*What needs to be done*
Would you restate all the data that follows, word for word?

*** Opening Task data ***

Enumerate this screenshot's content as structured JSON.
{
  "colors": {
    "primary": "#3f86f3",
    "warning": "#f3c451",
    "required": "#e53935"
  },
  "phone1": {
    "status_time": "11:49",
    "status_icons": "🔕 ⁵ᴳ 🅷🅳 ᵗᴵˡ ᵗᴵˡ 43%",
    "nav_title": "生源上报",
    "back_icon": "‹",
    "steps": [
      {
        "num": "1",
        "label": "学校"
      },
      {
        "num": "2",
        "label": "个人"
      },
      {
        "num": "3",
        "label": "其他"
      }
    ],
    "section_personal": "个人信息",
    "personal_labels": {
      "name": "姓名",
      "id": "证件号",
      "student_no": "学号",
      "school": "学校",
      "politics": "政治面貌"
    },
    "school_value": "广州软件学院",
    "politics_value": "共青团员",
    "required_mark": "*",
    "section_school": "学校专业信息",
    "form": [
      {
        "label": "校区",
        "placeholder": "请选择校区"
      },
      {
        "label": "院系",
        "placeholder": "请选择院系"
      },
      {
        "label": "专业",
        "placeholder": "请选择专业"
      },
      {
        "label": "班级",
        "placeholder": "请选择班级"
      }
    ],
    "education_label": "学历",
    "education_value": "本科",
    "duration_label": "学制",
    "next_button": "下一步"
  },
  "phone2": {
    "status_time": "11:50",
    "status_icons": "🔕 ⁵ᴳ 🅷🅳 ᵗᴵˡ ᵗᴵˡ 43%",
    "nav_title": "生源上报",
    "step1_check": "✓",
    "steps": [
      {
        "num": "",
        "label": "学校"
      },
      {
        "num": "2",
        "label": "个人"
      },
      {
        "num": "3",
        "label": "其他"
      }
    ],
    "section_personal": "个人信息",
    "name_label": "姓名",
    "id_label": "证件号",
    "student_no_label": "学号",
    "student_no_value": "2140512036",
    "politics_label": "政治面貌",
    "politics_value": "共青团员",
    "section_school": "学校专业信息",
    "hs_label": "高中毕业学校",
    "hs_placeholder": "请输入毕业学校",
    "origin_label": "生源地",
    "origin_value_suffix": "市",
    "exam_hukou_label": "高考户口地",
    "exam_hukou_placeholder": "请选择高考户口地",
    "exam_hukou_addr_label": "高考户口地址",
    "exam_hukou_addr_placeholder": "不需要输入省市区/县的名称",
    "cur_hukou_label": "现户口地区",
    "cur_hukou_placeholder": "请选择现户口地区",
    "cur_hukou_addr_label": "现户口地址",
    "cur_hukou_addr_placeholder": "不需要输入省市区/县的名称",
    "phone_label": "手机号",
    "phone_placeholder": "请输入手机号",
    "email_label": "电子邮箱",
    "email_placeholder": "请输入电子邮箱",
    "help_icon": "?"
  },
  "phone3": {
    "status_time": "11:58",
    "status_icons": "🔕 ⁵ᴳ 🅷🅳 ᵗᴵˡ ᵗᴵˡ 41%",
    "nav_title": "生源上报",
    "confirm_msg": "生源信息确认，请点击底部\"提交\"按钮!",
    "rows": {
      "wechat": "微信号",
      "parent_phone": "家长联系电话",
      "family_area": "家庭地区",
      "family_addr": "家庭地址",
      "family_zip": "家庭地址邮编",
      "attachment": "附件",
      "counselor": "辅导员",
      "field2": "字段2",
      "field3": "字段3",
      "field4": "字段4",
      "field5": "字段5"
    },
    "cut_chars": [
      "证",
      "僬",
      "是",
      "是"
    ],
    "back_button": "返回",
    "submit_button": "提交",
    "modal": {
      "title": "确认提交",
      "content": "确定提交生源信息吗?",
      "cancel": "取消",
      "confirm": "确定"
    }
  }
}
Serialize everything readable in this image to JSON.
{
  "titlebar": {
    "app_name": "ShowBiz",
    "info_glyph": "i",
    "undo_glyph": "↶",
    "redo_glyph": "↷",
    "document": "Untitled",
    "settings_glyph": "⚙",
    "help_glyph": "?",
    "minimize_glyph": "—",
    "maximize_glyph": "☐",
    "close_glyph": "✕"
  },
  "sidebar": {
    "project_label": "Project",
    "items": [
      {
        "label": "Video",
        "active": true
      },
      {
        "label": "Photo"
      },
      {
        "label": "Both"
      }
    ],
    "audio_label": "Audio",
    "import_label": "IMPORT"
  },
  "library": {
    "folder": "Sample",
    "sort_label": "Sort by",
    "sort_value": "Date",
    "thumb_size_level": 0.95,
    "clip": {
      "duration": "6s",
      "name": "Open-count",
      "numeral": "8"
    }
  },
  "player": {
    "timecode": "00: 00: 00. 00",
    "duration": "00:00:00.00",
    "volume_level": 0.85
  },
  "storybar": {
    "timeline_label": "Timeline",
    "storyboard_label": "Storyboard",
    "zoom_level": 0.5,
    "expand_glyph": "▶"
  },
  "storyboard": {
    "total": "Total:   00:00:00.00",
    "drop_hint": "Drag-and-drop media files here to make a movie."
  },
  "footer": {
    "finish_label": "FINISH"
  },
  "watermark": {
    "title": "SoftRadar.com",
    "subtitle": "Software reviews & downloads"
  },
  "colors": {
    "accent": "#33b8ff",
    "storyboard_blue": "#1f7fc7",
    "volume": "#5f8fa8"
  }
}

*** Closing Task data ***

*Response to the task*
Enumerate this screenshot's content as structured JSON.
{
  "colors": {
    "primary": "#3f86f3",
    "warning": "#f3c451",
    "required": "#e53935"
  },
  "phone1": {
    "status_time": "11:49",
    "status_icons": "🔕 ⁵ᴳ 🅷🅳 ᵗᴵˡ ᵗᴵˡ 43%",
    "nav_title": "生源上报",
    "back_icon": "‹",
    "steps": [
      {
        "num": "1",
        "label": "学校"
      },
      {
        "num": "2",
        "label": "个人"
      },
      {
        "num": "3",
        "label": "其他"
      }
    ],
    "section_personal": "个人信息",
    "personal_labels": {
      "name": "姓名",
      "id": "证件号",
      "student_no": "学号",
      "school": "学校",
      "politics": "政治面貌"
    },
    "school_value": "广州软件学院",
    "politics_value": "共青团员",
    "required_mark": "*",
    "section_school": "学校专业信息",
    "form": [
      {
        "label": "校区",
        "placeholder": "请选择校区"
      },
      {
        "label": "院系",
        "placeholder": "请选择院系"
      },
      {
        "label": "专业",
        "placeholder": "请选择专业"
      },
      {
        "label": "班级",
        "placeholder": "请选择班级"
      }
    ],
    "education_label": "学历",
    "education_value": "本科",
    "duration_label": "学制",
    "next_button": "下一步"
  },
  "phone2": {
    "status_time": "11:50",
    "status_icons": "🔕 ⁵ᴳ 🅷🅳 ᵗᴵˡ ᵗᴵˡ 43%",
    "nav_title": "生源上报",
    "step1_check": "✓",
    "steps": [
      {
        "num": "",
        "label": "学校"
      },
      {
        "num": "2",
        "label": "个人"
      },
      {
        "num": "3",
        "label": "其他"
      }
    ],
    "section_personal": "个人信息",
    "name_label": "姓名",
    "id_label": "证件号",
    "student_no_label": "学号",
    "student_no_value": "2140512036",
    "politics_label": "政治面貌",
    "politics_value": "共青团员",
    "section_school": "学校专业信息",
    "hs_label": "高中毕业学校",
    "hs_placeholder": "请输入毕业学校",
    "origin_label": "生源地",
    "origin_value_suffix": "市",
    "exam_hukou_label": "高考户口地",
    "exam_hukou_placeholder": "请选择高考户口地",
    "exam_hukou_addr_label": "高考户口地址",
    "exam_hukou_addr_placeholder": "不需要输入省市区/县的名称",
    "cur_hukou_label": "现户口地区",
    "cur_hukou_placeholder": "请选择现户口地区",
    "cur_hukou_addr_label": "现户口地址",
    "cur_hukou_addr_placeholder": "不需要输入省市区/县的名称",
    "phone_label": "手机号",
    "phone_placeholder": "请输入手机号",
    "email_label": "电子邮箱",
    "email_placeholder": "请输入电子邮箱",
    "help_icon": "?"
  },
  "phone3": {
    "status_time": "11:58",
    "status_icons": "🔕 ⁵ᴳ 🅷🅳 ᵗᴵˡ ᵗᴵˡ 41%",
    "nav_title": "生源上报",
    "confirm_msg": "生源信息确认，请点击底部\"提交\"按钮!",
    "rows": {
      "wechat": "微信号",
      "parent_phone": "家长联系电话",
      "family_area": "家庭地区",
      "family_addr": "家庭地址",
      "family_zip": "家庭地址邮编",
      "attachment": "附件",
      "counselor": "辅导员",
      "field2": "字段2",
      "field3": "字段3",
      "field4": "字段4",
      "field5": "字段5"
    },
    "cut_chars": [
      "证",
      "僬",
      "是",
      "是"
    ],
    "back_button": "返回",
    "submit_button": "提交",
    "modal": {
      "title": "确认提交",
      "content": "确定提交生源信息吗?",
      "cancel": "取消",
      "confirm": "确定"
    }
  }
}
Serialize everything readable in this image to JSON.
{
  "titlebar": {
    "app_name": "ShowBiz",
    "info_glyph": "i",
    "undo_glyph": "↶",
    "redo_glyph": "↷",
    "document": "Untitled",
    "settings_glyph": "⚙",
    "help_glyph": "?",
    "minimize_glyph": "—",
    "maximize_glyph": "☐",
    "close_glyph": "✕"
  },
  "sidebar": {
    "project_label": "Project",
    "items": [
      {
        "label": "Video",
        "active": true
      },
      {
        "label": "Photo"
      },
      {
        "label": "Both"
      }
    ],
    "audio_label": "Audio",
    "import_label": "IMPORT"
  },
  "library": {
    "folder": "Sample",
    "sort_label": "Sort by",
    "sort_value": "Date",
    "thumb_size_level": 0.95,
    "clip": {
      "duration": "6s",
      "name": "Open-count",
      "numeral": "8"
    }
  },
  "player": {
    "timecode": "00: 00: 00. 00",
    "duration": "00:00:00.00",
    "volume_level": 0.85
  },
  "storybar": {
    "timeline_label": "Timeline",
    "storyboard_label": "Storyboard",
    "zoom_level": 0.5,
    "expand_glyph": "▶"
  },
  "storyboard": {
    "total": "Total:   00:00:00.00",
    "drop_hint": "Drag-and-drop media files here to make a movie."
  },
  "footer": {
    "finish_label": "FINISH"
  },
  "watermark": {
    "title": "SoftRadar.com",
    "subtitle": "Software reviews & downloads"
  },
  "colors": {
    "accent": "#33b8ff",
    "storyboard_blue": "#1f7fc7",
    "volume": "#5f8fa8"
  }
}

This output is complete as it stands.